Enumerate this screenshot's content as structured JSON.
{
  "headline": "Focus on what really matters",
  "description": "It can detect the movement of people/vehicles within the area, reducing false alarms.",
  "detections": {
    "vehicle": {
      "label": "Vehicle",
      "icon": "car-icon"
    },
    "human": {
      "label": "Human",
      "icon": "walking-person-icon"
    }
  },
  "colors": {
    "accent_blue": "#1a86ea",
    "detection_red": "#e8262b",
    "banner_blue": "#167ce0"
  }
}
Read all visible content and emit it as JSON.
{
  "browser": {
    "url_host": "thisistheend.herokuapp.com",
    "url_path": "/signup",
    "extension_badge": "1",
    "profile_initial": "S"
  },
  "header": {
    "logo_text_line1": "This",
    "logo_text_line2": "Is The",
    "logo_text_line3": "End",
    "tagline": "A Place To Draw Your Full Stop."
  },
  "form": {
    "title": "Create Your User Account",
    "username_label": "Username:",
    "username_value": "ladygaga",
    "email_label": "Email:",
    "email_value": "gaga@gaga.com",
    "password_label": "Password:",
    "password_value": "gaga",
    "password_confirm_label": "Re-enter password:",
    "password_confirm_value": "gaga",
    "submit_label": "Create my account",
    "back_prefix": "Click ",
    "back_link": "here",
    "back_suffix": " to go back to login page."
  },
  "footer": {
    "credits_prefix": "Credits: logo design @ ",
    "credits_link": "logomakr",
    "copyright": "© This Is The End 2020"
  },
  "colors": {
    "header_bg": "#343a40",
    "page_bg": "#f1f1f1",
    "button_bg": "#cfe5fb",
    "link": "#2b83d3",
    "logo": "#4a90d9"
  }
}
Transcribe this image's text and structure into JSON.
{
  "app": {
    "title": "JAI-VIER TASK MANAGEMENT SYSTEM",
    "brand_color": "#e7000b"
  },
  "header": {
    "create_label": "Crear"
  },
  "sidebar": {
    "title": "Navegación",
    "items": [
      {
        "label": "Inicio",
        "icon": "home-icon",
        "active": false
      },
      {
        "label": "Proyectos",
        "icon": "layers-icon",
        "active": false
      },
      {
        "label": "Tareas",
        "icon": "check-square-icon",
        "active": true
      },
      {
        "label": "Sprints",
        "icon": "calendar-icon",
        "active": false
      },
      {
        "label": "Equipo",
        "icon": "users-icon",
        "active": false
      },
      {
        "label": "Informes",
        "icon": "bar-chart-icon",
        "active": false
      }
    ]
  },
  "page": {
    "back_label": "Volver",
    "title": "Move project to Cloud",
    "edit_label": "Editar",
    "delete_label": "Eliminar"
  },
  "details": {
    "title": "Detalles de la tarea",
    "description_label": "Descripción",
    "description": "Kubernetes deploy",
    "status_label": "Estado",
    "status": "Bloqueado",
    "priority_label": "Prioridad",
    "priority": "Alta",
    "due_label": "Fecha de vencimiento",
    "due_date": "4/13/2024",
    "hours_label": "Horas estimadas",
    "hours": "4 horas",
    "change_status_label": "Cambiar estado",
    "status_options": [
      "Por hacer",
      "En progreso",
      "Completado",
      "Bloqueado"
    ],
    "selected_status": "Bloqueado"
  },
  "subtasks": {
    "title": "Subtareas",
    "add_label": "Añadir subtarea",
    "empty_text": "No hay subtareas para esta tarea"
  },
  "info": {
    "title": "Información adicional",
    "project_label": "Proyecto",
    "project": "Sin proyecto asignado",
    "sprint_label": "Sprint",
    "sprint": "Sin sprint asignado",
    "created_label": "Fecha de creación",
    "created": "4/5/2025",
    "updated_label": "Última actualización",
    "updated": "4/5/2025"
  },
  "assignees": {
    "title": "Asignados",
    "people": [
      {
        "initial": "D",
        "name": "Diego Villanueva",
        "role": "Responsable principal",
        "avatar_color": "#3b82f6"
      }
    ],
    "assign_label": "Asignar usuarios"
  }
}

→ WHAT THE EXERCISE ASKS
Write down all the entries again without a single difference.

→ TASK OUTPUT
Enumerate this screenshot's content as structured JSON.
{
  "headline": "Focus on what really matters",
  "description": "It can detect the movement of people/vehicles within the area, reducing false alarms.",
  "detections": {
    "vehicle": {
      "label": "Vehicle",
      "icon": "car-icon"
    },
    "human": {
      "label": "Human",
      "icon": "walking-person-icon"
    }
  },
  "colors": {
    "accent_blue": "#1a86ea",
    "detection_red": "#e8262b",
    "banner_blue": "#167ce0"
  }
}
Read all visible content and emit it as JSON.
{
  "browser": {
    "url_host": "thisistheend.herokuapp.com",
    "url_path": "/signup",
    "extension_badge": "1",
    "profile_initial": "S"
  },
  "header": {
    "logo_text_line1": "This",
    "logo_text_line2": "Is The",
    "logo_text_line3": "End",
    "tagline": "A Place To Draw Your Full Stop."
  },
  "form": {
    "title": "Create Your User Account",
    "username_label": "Username:",
    "username_value": "ladygaga",
    "email_label": "Email:",
    "email_value": "gaga@gaga.com",
    "password_label": "Password:",
    "password_value": "gaga",
    "password_confirm_label": "Re-enter password:",
    "password_confirm_value": "gaga",
    "submit_label": "Create my account",
    "back_prefix": "Click ",
    "back_link": "here",
    "back_suffix": " to go back to login page."
  },
  "footer": {
    "credits_prefix": "Credits: logo design @ ",
    "credits_link": "logomakr",
    "copyright": "© This Is The End 2020"
  },
  "colors": {
    "header_bg": "#343a40",
    "page_bg": "#f1f1f1",
    "button_bg": "#cfe5fb",
    "link": "#2b83d3",
    "logo": "#4a90d9"
  }
}
Transcribe this image's text and structure into JSON.
{
  "app": {
    "title": "JAI-VIER TASK MANAGEMENT SYSTEM",
    "brand_color": "#e7000b"
  },
  "header": {
    "create_label": "Crear"
  },
  "sidebar": {
    "title": "Navegación",
    "items": [
      {
        "label": "Inicio",
        "icon": "home-icon",
        "active": false
      },
      {
        "label": "Proyectos",
        "icon": "layers-icon",
        "active": false
      },
      {
        "label": "Tareas",
        "icon": "check-square-icon",
        "active": true
      },
      {
        "label": "Sprints",
        "icon": "calendar-icon",
        "active": false
      },
      {
        "label": "Equipo",
        "icon": "users-icon",
        "active": false
      },
      {
        "label": "Informes",
        "icon": "bar-chart-icon",
        "active": false
      }
    ]
  },
  "page": {
    "back_label": "Volver",
    "title": "Move project to Cloud",
    "edit_label": "Editar",
    "delete_label": "Eliminar"
  },
  "details": {
    "title": "Detalles de la tarea",
    "description_label": "Descripción",
    "description": "Kubernetes deploy",
    "status_label": "Estado",
    "status": "Bloqueado",
    "priority_label": "Prioridad",
    "priority": "Alta",
    "due_label": "Fecha de vencimiento",
    "due_date": "4/13/2024",
    "hours_label": "Horas estimadas",
    "hours": "4 horas",
    "change_status_label": "Cambiar estado",
    "status_options": [
      "Por hacer",
      "En progreso",
      "Completado",
      "Bloqueado"
    ],
    "selected_status": "Bloqueado"
  },
  "subtasks": {
    "title": "Subtareas",
    "add_label": "Añadir subtarea",
    "empty_text": "No hay subtareas para esta tarea"
  },
  "info": {
    "title": "Información adicional",
    "project_label": "Proyecto",
    "project": "Sin proyecto asignado",
    "sprint_label": "Sprint",
    "sprint": "Sin sprint asignado",
    "created_label": "Fecha de creación",
    "created": "4/5/2025",
    "updated_label": "Última actualización",
    "updated": "4/5/2025"
  },
  "assignees": {
    "title": "Asignados",
    "people": [
      {
        "initial": "D",
        "name": "Diego Villanueva",
        "role": "Responsable principal",
        "avatar_color": "#3b82f6"
      }
    ],
    "assign_label": "Asignar usuarios"
  }
}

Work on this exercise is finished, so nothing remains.